The 2021 hard red winter (HRW) wheat crop has been described as one of climactic extremes. Depending on geographic location, this included record hot or cold temperatures and record or near-record drought conditions, especially during the final stages of crop development. These conditions significantly affected not only crop characteristics and quality, but they also resulted in significant yield reductions across several production areas.
However, the diversity in the 2021 HRW crop will deliver value and opportunity to a wide range of customers in the United States and worldwide.
As was the case last production year, high-yielding areas produced lower wheat and flour proteins but still exhibited good milling and end-use product characteristics.
Even though mixing times, tolerances, and other predictive indicator tests were shorter than last year, they are longer than the five-year averages.
According to the U.S. Wheat Associates final HRW wheat harvest report, the crop averaged a Grade No. 1 milling quality at 60.3 pounds and 11.9% protein, vs. the 2020 crop at 61.7 pounds and 11.9% protein.
The loaf volumes achieved indicate there is adequate protein quality to make quality bread, exceeding the accepted industry standards for loaf volume. This crop meets or exceeds typical HRW contract specifications and should provide value to the customer.
Overall, the 2021 crop has good milling and baking characteristics and will provide customers with a very good range of quality and value.
The 2021 HRW planted acres did reflect a recovery of those at or near historic 100-year lows seen last year.

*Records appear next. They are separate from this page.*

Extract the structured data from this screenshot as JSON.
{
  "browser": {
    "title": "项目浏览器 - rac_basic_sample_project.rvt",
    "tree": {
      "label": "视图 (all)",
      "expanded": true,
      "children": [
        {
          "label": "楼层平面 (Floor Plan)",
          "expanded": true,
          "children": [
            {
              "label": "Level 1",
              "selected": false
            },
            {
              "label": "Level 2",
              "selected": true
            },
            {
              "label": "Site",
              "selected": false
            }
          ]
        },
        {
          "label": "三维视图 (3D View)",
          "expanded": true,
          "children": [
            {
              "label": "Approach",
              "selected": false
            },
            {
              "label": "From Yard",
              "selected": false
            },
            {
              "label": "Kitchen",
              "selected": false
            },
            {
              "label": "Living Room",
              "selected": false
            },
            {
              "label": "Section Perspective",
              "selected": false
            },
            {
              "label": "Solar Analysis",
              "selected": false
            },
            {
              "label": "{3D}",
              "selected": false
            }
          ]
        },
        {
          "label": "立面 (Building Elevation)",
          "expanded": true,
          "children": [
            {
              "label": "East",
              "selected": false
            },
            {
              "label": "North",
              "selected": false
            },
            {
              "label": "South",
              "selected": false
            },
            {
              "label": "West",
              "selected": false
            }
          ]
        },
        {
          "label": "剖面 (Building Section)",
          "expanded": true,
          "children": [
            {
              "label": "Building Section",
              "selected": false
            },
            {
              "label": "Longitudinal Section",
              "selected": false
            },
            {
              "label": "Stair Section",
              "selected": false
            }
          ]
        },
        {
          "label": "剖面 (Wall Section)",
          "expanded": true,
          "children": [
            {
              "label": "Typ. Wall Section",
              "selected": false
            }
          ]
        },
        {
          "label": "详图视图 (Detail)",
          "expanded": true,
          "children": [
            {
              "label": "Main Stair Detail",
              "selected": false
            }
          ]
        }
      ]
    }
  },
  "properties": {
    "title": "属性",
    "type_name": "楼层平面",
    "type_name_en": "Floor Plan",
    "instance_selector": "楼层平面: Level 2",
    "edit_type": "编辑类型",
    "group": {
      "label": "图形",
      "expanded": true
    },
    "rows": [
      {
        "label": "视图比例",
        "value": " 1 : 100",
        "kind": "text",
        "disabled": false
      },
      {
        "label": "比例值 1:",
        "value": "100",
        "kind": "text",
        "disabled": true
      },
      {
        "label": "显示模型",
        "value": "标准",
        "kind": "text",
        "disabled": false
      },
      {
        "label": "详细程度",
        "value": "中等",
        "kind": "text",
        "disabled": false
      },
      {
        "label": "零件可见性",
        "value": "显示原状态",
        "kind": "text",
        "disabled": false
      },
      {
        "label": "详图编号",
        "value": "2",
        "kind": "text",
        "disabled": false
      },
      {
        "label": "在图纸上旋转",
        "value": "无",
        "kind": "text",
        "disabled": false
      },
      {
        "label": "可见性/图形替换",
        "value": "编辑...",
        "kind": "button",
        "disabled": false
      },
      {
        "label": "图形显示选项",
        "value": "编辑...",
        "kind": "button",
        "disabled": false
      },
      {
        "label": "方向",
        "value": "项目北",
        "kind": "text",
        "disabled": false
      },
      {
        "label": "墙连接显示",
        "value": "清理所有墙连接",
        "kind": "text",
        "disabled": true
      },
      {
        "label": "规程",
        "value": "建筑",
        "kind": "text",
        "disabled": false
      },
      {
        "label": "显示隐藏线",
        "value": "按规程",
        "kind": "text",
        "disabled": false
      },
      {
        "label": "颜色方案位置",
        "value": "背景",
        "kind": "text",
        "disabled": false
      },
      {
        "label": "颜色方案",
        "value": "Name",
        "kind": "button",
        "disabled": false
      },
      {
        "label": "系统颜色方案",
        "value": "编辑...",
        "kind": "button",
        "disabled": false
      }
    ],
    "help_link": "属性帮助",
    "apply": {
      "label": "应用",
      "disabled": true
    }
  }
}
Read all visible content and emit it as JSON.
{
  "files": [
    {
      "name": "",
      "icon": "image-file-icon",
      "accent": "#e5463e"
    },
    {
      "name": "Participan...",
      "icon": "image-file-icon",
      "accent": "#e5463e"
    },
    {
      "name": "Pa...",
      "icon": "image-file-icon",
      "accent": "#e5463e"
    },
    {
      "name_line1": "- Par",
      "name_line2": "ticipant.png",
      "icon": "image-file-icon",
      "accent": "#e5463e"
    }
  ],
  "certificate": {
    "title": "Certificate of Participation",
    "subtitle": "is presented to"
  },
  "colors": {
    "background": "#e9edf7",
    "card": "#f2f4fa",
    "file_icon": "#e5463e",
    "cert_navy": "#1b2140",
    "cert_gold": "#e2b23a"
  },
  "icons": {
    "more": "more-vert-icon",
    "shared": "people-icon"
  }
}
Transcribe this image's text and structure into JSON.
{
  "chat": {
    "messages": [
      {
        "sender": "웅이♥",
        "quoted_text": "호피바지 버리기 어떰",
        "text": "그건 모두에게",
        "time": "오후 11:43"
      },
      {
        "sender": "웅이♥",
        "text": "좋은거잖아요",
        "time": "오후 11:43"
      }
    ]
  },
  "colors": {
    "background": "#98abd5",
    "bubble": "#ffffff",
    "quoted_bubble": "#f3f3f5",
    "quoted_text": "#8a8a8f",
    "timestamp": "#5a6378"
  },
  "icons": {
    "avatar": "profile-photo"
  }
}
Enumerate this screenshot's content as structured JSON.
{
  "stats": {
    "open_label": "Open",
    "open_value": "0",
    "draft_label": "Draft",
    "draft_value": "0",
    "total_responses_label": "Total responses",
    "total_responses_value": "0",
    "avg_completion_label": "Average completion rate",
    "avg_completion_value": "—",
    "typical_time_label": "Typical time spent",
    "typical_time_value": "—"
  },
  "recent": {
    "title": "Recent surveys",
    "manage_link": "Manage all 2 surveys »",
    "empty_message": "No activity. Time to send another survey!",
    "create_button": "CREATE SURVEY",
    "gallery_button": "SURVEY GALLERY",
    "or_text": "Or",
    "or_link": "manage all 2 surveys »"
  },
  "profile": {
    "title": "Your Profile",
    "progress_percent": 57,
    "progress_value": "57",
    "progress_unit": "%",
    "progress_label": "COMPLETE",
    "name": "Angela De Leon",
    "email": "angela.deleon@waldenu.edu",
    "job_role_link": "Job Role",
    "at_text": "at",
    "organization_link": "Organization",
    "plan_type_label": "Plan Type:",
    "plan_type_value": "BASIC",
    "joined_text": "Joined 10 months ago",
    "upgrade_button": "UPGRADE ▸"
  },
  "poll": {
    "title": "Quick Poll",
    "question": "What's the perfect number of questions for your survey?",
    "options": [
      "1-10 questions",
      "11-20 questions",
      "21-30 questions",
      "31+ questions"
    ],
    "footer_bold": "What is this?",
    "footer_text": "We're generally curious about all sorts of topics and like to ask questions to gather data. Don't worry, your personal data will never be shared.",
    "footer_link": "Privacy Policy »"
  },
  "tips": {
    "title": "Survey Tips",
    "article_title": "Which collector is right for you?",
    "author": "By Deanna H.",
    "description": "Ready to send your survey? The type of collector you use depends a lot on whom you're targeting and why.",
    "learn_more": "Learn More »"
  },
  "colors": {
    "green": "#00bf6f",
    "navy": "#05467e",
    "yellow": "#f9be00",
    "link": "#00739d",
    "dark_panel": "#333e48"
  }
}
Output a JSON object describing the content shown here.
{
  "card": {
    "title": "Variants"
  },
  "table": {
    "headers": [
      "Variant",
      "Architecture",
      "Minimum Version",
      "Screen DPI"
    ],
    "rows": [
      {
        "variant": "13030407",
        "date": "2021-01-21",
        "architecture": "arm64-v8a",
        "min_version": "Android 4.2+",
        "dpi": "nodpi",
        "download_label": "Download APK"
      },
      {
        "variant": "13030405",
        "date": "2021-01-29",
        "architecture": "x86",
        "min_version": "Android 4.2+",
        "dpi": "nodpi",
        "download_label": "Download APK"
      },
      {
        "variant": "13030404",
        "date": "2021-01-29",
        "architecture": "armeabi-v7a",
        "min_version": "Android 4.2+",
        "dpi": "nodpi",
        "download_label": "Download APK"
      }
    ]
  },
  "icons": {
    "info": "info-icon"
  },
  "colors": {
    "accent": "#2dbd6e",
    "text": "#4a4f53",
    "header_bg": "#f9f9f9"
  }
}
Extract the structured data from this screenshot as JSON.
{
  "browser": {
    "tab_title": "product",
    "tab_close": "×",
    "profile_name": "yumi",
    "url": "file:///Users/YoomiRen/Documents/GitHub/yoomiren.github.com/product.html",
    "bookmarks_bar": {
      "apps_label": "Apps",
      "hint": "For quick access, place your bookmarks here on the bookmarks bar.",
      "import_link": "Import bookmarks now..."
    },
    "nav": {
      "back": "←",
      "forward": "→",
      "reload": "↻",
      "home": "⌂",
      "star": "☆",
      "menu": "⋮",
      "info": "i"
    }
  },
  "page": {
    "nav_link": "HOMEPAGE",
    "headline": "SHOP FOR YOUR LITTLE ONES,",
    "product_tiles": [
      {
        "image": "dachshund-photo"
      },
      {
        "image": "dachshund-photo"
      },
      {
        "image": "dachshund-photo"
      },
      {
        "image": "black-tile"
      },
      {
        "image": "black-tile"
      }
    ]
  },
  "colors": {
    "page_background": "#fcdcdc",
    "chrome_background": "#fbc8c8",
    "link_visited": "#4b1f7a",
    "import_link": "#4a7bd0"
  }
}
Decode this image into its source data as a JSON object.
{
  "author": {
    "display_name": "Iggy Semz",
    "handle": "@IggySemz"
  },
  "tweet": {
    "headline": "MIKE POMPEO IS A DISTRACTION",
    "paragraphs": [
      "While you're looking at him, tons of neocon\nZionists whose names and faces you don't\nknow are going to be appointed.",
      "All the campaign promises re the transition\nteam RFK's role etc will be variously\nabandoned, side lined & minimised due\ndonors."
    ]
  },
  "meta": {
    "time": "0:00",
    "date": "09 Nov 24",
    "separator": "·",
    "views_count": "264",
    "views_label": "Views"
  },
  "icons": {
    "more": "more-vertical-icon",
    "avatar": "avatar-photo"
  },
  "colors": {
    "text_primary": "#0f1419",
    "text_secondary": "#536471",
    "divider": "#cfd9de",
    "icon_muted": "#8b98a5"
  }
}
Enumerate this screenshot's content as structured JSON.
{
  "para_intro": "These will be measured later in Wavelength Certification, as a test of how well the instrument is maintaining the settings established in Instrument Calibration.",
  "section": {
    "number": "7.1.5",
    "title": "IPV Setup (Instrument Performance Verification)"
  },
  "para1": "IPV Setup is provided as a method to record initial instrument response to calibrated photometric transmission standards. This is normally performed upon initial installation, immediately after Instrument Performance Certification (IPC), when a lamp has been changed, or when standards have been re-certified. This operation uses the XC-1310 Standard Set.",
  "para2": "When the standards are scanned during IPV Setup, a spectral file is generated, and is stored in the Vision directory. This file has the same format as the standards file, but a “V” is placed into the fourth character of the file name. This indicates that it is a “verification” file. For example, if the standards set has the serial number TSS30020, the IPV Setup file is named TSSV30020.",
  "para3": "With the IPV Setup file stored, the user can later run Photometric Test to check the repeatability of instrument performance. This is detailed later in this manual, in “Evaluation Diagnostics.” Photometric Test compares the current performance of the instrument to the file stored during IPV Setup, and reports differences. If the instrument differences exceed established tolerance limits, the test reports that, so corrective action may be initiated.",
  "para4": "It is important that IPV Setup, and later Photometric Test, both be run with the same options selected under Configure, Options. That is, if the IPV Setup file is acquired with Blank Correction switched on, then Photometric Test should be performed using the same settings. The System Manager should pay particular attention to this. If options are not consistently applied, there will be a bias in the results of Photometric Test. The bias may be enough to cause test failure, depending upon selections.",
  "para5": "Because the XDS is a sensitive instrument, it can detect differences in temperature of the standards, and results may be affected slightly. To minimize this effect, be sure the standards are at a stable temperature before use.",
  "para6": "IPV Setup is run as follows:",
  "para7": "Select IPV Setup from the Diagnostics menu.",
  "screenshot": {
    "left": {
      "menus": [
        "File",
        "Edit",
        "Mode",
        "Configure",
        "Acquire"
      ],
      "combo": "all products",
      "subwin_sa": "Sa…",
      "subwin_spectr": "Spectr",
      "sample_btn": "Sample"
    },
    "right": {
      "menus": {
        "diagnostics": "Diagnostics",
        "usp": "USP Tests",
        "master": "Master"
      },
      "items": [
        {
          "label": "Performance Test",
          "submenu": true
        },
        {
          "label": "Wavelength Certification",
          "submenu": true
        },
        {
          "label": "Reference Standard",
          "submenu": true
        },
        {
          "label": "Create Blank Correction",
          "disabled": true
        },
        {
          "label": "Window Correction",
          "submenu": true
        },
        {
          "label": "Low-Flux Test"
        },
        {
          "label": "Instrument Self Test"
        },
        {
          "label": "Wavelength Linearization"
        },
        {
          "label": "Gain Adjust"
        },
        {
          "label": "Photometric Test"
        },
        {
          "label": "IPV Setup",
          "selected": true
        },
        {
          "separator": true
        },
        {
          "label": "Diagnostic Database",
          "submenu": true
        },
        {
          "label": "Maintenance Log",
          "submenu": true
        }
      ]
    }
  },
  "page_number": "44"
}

However, much like last year, too much or too little moisture, hot or cold temperatures, and/or exceptional drought throughout the growing season, defined the entire 2021 crop from the Great Plains through the Pacific Northwest.
Much like last production year, eastern areas of the Southern and Central Great Plains experienced favorable growing conditions and realized near-record yields (per unit area), very good kernel characteristics, and lower protein. At the same time, freeze events and a lack of moisture during the later stages of crop development did again adversely affect the crop on the western side of the Central and Southern Great Plains, resulting in lower yields and smaller kernels but higher protein. With very few exceptions, disease and insects were again not a major issue for the 2021 HRW crop.
Much of the Northern Great Plains and Pacific Northwest faced record drought in 2021 that extended into the harvest. Major reductions in yields have been experienced in those regions, accompanied by the normal effects associated with drought on kernel characteristics (smaller kernels).
Mark Hodges is executive director of Plains Grains, Inc., Stillwater, OK, 405-249-4817, a private non-profit company designed to do quality testing of the HRW wheat crop.
PGI operates in 12 states and pulls wheat samples yearly from approximately 500 elevators at various locations when at least 30% of the wheat harvest has been completed.
About 95% of the samples tested are analyzed by the U.S. Department of Agriculture Agricultural Research Service’s Hard Winter Wheat Quality Laboratory in Manhattan, KS, where Brad Seabourn, research chemist supervisor, oversees this testing program. The balance, or 5%, of the samples are tested by Great Plains Analytical Lab, Kansas City, MO, because of its specialized equipment, such as gluten testing.
The testing information gathered by PGI also is used extensively by the U.S. Wheat Associates for its crop quality seminars around the world.